Director: Ding Sheng
Cast: Wang Kai, Darren Wang, Ray Ma, Yu Ailei, Lam Suet, Wu Yue
Runtime: 1 hr 54 mins
Rating: PG13 (Some Violence & Coarse Language)
Released By: Golden Village Pictures, Clover Films
Opening Day: 18 January 2018
Synopsis: Two brothers – Kai and Chao – are on opposite sides of the law. Kai heads up a smuggling operation, while his younger brother, Chao, is an up-and-coming star in the police department’s narcotics division. Chao has looked up to his older brother all his life, but after a botched drug deal leads to the death of their father, Chao swears off all contact with Kai.
The year was 1986. The movie industry was introduced to John Woo’s A Better Tomorrow. Starring Ti Lung, Chow Yun Fat and Leslie Chung, the action drama was made with a tight budget and did not receive much marketing. The result was phenomenal after it was screened in cinemas – the movie became a classic and became influenced filmmakers in the region and Hollywoodto churn out works of similar genre. Thanks to its success, a sequel and prequel followed. Needless to say, box office earnings were remarkable.
Remakes often face the risk of being panned by fans. In this case, why would Mainland Chinese director Ding Sheng embark on one? The answer is simple if you realise how lucrative the Mainland Chinese market is.
The story of this version of the gangster classic is not very different from the original. A righteous smuggler (Wang Kai) goes to jail after a failed mission, and decides to start his fresh anew after release from prison. His former partner (Darren Wang) looks up to him like a real brother, while his blood related younger brother (Ray Ma) is frustrated with his criminal dealings. Throw in more familiar elements like a gang betrayal, a drug deal gone wrong and a tragic family death, and you get 114 minutes of pure testosterone drama.
Comparisons are inevitable for movie remakes, and we will try to make our views as objective as possible. One thing almost everyone will agree with – no one will ever be able to recreate the chemistry between Ti Lung, Chow Yun Fat and Leslie Chung. While Wang Kai, Darren Wang and Ray Ma do a decent job of portraying the bromance between the three men, it is an impossible feat to be as suave as the trio in the Hong Kong original.
Because of the original’s influence in the movie industry, such stories of brotherhood, noble sacrifices and gratuitous bloodshed do not make viewers sit up and pay attention anymore.

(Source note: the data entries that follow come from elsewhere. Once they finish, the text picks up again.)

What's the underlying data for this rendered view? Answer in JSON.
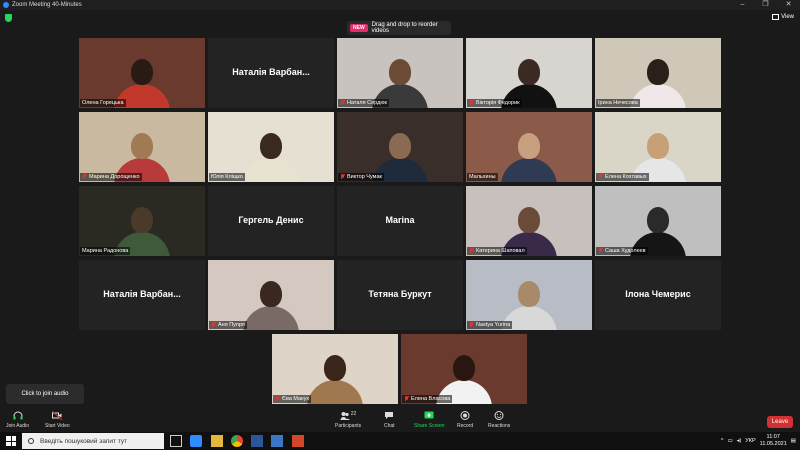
{
  "window": {
    "title": "Zoom Meeting 40-Minutes",
    "controls": [
      "–",
      "❐",
      "✕"
    ]
  },
  "banner": {
    "badge": "NEW",
    "text": "Drag and drop to reorder videos"
  },
  "view_label": "View",
  "tiles": [
    {
      "name": "Олена Горецька",
      "type": "video",
      "muted": false,
      "active": true,
      "bg": "#6b3a2e",
      "head": "#2a1a14",
      "body": "#c0392b"
    },
    {
      "name": "Наталія Варбан...",
      "type": "name"
    },
    {
      "name": "Наталя Сердюк",
      "type": "video",
      "muted": true,
      "bg": "#c9c3bf",
      "head": "#6b4a36",
      "body": "#3a3a3a"
    },
    {
      "name": "Вікторія Федорик",
      "type": "video",
      "muted": true,
      "bg": "#d8d4cf",
      "head": "#3b2a22",
      "body": "#111111"
    },
    {
      "name": "Ірина Нечесова",
      "type": "video",
      "muted": false,
      "bg": "#cfc7b8",
      "head": "#2a201a",
      "body": "#f0e8e8"
    },
    {
      "name": "Марина Дорощенко",
      "type": "video",
      "muted": true,
      "bg": "#c8b9a0",
      "head": "#a07a55",
      "body": "#b83a3a"
    },
    {
      "name": "Юлія Кліщко",
      "type": "video",
      "muted": false,
      "bg": "#e5e0d2",
      "head": "#3a2a1e",
      "body": "#e8e2d0"
    },
    {
      "name": "Виктор Чумак",
      "type": "video",
      "muted": true,
      "bg": "#3a2e2a",
      "head": "#8a6a50",
      "body": "#1f2a3a"
    },
    {
      "name": "Мальхины",
      "type": "video",
      "muted": false,
      "bg": "#8c5a48",
      "head": "#c8a080",
      "body": "#2f3b52"
    },
    {
      "name": "Елена Кохтавых",
      "type": "video",
      "muted": true,
      "bg": "#d9d6c8",
      "head": "#c8a078",
      "body": "#e6e6e6"
    },
    {
      "name": "Марина Радонова",
      "type": "video",
      "muted": false,
      "bg": "#2a2a22",
      "head": "#4a3a2a",
      "body": "#3f5a3a"
    },
    {
      "name": "Гергель Денис",
      "type": "name"
    },
    {
      "name": "Marina",
      "type": "name"
    },
    {
      "name": "Катерина Шаповал",
      "type": "video",
      "muted": true,
      "bg": "#c7c0bd",
      "head": "#6a4a38",
      "body": "#3a2a4a"
    },
    {
      "name": "Саша Худолеев",
      "type": "video",
      "muted": true,
      "bg": "#bfbfbf",
      "head": "#2a2a2a",
      "body": "#151515"
    },
    {
      "name": "Наталія Варбан...",
      "type": "name"
    },
    {
      "name": "Аня Пупря",
      "type": "video",
      "muted": true,
      "bg": "#d5c8c0",
      "head": "#3a2820",
      "body": "#7a6a66"
    },
    {
      "name": "Тетяна Буркут",
      "type": "name"
    },
    {
      "name": "Nastya Yurina",
      "type": "video",
      "muted": true,
      "bg": "#b8bcc4",
      "head": "#a88a6a",
      "body": "#d8d8d8"
    },
    {
      "name": "Ілона Чемерис",
      "type": "name"
    },
    {
      "name": "Єва Макух",
      "type": "video",
      "muted": true,
      "bg": "#ded4c8",
      "head": "#3a2618",
      "body": "#a07850"
    },
    {
      "name": "Елена Власова",
      "type": "video",
      "muted": true,
      "bg": "#6a3a2e",
      "head": "#2a1610",
      "body": "#f2f2f2"
    }
  ],
  "join_audio_popup": "Click to join audio",
  "toolbar": {
    "join_audio": "Join Audio",
    "start_video": "Start Video",
    "participants": "Participants",
    "participants_count": "22",
    "chat": "Chat",
    "share_screen": "Share Screen",
    "record": "Record",
    "reactions": "Reactions",
    "leave": "Leave"
  },
  "taskbar": {
    "search_placeholder": "Введіть пошуковий запит тут",
    "language": "УКР",
    "time": "11:07",
    "date": "11.05.2021"
  },
  "colors": {
    "accent_green": "#23d959",
    "leave_red": "#d23131",
    "active_speaker": "#d8e23a",
    "new_badge": "#e02f6a"
  }
}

To a certain extent, people may take this solid screenplay for granted and be able to predict the fates of the three protagonists.
There is enough action to satisfy fans of this genre, with plenty sequences showcasing gangster showdowns, gun fights and intense staring. Wang Kai (Railroad Tigers) is believable as the movie’s big brother character, while Darren Wang (Our Times) tries his very best to emulate Chow Yun Fat’s “Mark Gor” charm (unfortunately, he comes off as a little needy and whiny at times). Ma (East Meets West) does the most with the limited screen time as an up and coming cop who has to come to terms with his elder brother’s involvement with crime. Lam Suet (Three), Yu Ailei (Explosion) and Wu Yue (The Brink) shine as villains, and as expected, the female characters are secondary in this male dominated movie.
Back in 2013, Director Ding (Saving Mr Wu) also applied a “Mainland Chinese” touch to another Hong Kong classic in Police Story 2013. In this latest work, he proves again that he is capable of handling big budgeted movies and high profile celebrities. While the movie will not go down history as a classic (does anyone still remember the Korean remake?), it will definitely get a lot of attention and publicity, something the Hong Kong original did not enjoy prior to its release.
(Understandably, this Mainland Chinese remake will not be a classic like the Hong Kong original, but it manages to deliver a decent dose of entertainment)
Review by John Li